In an effort to gain perspective on 2013, and begin to conceptualize a governance vision for 2014; we asked our team at The Bedrosian Center to identify the most important patterns, factors and trends to watch in governance from their diverse research and practitioner perspectives. Here is the first installment of our thoughts on what to expect in the future . . . .
One Party Rule in the Golden State
“California appears to be embarking on an era of one-party governance.
A critical mass of demographic change, the initiative process, and the increasing importance of independent, “no-party preference,” voters has pushed the Republican Party close to extinction in the Golden State.
It remains to be seen what the impact of this dynamic will be on public policy–and whether one-party rule can be sustained.”
Sherry Bebitch Jeffe is Senior Fellow, School of Policy, Planning and Development at the University of Southern California and the political analyst for KNBC, Los Angeles. Dr. Jeffe regularly writes and comments on American and California government and politics in the state, national and international media.
High Quality Open Data & Greater Gains from IT spending
“The first major relevant trend is the emerging recognition of the potential of new forms of data, ‘big data’ is part of this but there are many smaller examples of high quality data becoming available. For example take a look at Fi$cal.gov the State’s new budgeting platform, which is intended to drive improved management of government programs.”
“The second major trend at hand is relatively large gains from information technology updates and spending in public sector organizations. It is true that governments since the fiscal crisis have had little to spend on IT infrastructure and human resources, but where organizations have chosen to invest in these areas; numerous successes continue to percolate.

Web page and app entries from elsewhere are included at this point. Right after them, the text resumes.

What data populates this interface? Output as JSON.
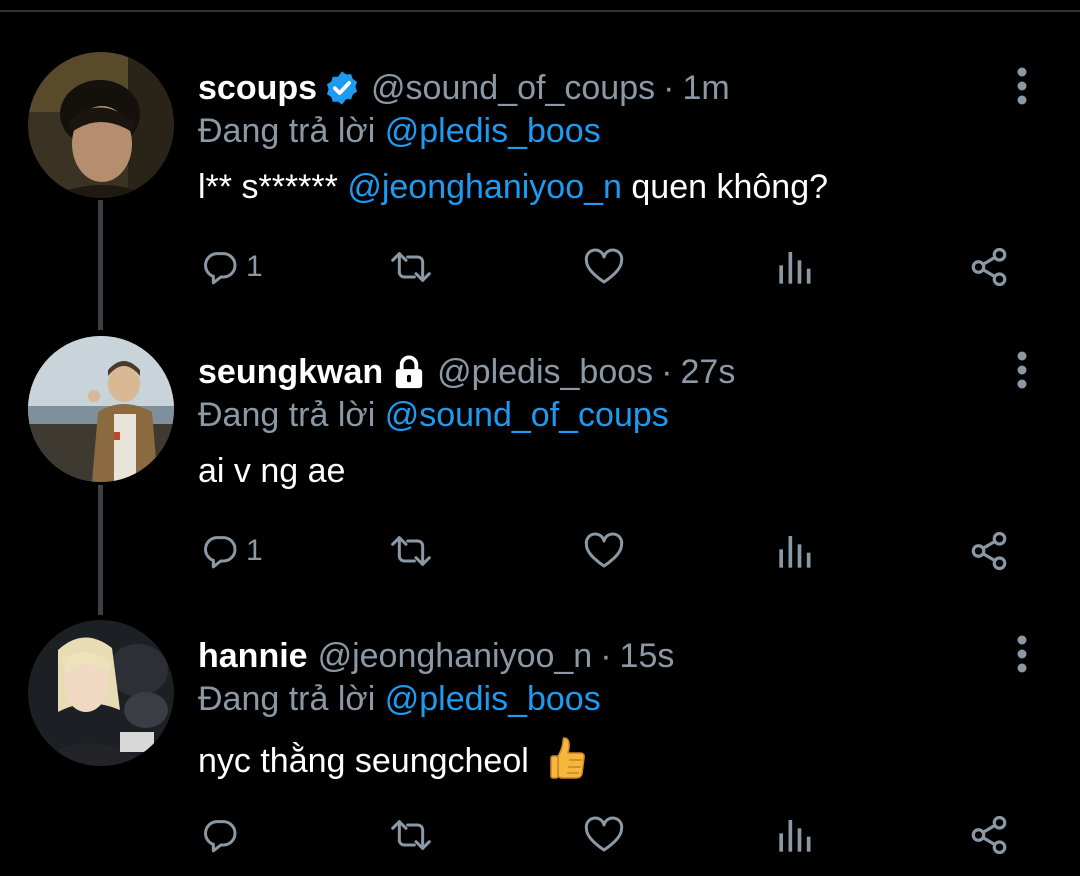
{
  "colors": {
    "background": "#000000",
    "name": "#ffffff",
    "secondary": "#8b98a5",
    "mention": "#1d9bf0",
    "thread_line": "#3d4145"
  },
  "tweets": [
    {
      "name": "scoups",
      "badge": "verified-badge-icon",
      "handle": "@sound_of_coups",
      "time": "1m",
      "reply_prefix": "Đang trả lời",
      "reply_to": "@pledis_boos",
      "text_before": "l** s****** ",
      "text_mention": "@jeonghaniyoo_n",
      "text_after": " quen không?",
      "reply_count": "1"
    },
    {
      "name": "seungkwan",
      "badge": "lock-icon",
      "handle": "@pledis_boos",
      "time": "27s",
      "reply_prefix": "Đang trả lời",
      "reply_to": "@sound_of_coups",
      "text": "ai v ng ae",
      "reply_count": "1"
    },
    {
      "name": "hannie",
      "handle": "@jeonghaniyoo_n",
      "time": "15s",
      "reply_prefix": "Đang trả lời",
      "reply_to": "@pledis_boos",
      "text": "nyc thằng seungcheol",
      "emoji": "thumbs-up-emoji",
      "reply_count": ""
    }
  ],
  "separator": "·"
}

Government has always lagged behind the private sector in taking advantage of IT-based organizational reform owing largely to the very different organizational incentive present in the public sector.
Nevertheless, there is a developing brain drain at all levels of government with the retirement of the baby boom generations. The hope (no promises here) is that as governments work to replicate institutional knowledge and work within tight budgets they will seek to leverage IT to make each worker far more productive. There will be a major role for Schools of Public Policy, both in terms of providing new managers who can work effectively with these data, and in providing the knowledge needed to navigate this impending transformation. The short-term gains of this trend will be small but hopefully, the long-term implications will deliver new level of organizational productivity.”
Chris Weare, Ph.D., is deputy director of the Civic Engagement Initiative and Research Associate Professor within the USC Sol Price School of Public Policy. Dr. Weare employs social network analysis to study community networks. He also studies the development and impacts of e-government. Before joining SPPD, he was a research fellow at the Public Policy Institute of California. Dr. Weare holds a Ph.D. in public policy from the University of California, Berkeley.
State Mandates & Local Government Partnerships
“From a local government perspective 2013 was the year of unfunded state mandates on crucial issues such as water quality, storm drains and land use. While this was extremely challenging at the individual ‘small-city’ level, these complex initiatives from above demanded and orchestrated new levels of cooperation between city councils and municipal neighbors.
For example, in order to comply with the regulations on Municipal Separate Storm Sewer Permits, my city of Rolling Hills Estates needed to develop an Enhanced Watershed Management Plan. The plan alone was going to cost us half a million dollars, so we partnered with the other agencies on the Palos Verdes Peninsula in order to comply without breaking the bank at the same time. It is this type of governance that allows small cities to survive and maintain their independence in the scheme of turbulent top-down demands. This inter-organizational cooperation at the micro level is something we can expect to see much more going forward. ”
Frank Zerunyan, J.D. Professor of the Practice of Governance and Director of Executive Education at the USC Sol Price School of Public Policy. His key areas of expertise include Local Governments, Public Private Partnerships, Civic Leadership, Land Use, Regulation and Executive Education. He teaches graduate courses on Intersectoral Leadership, Business and Public Policy, International Issues in Public Policy as well as International Laboratory. He also lectures locally and globally to build capacity and foster leadership among public executives worldwide.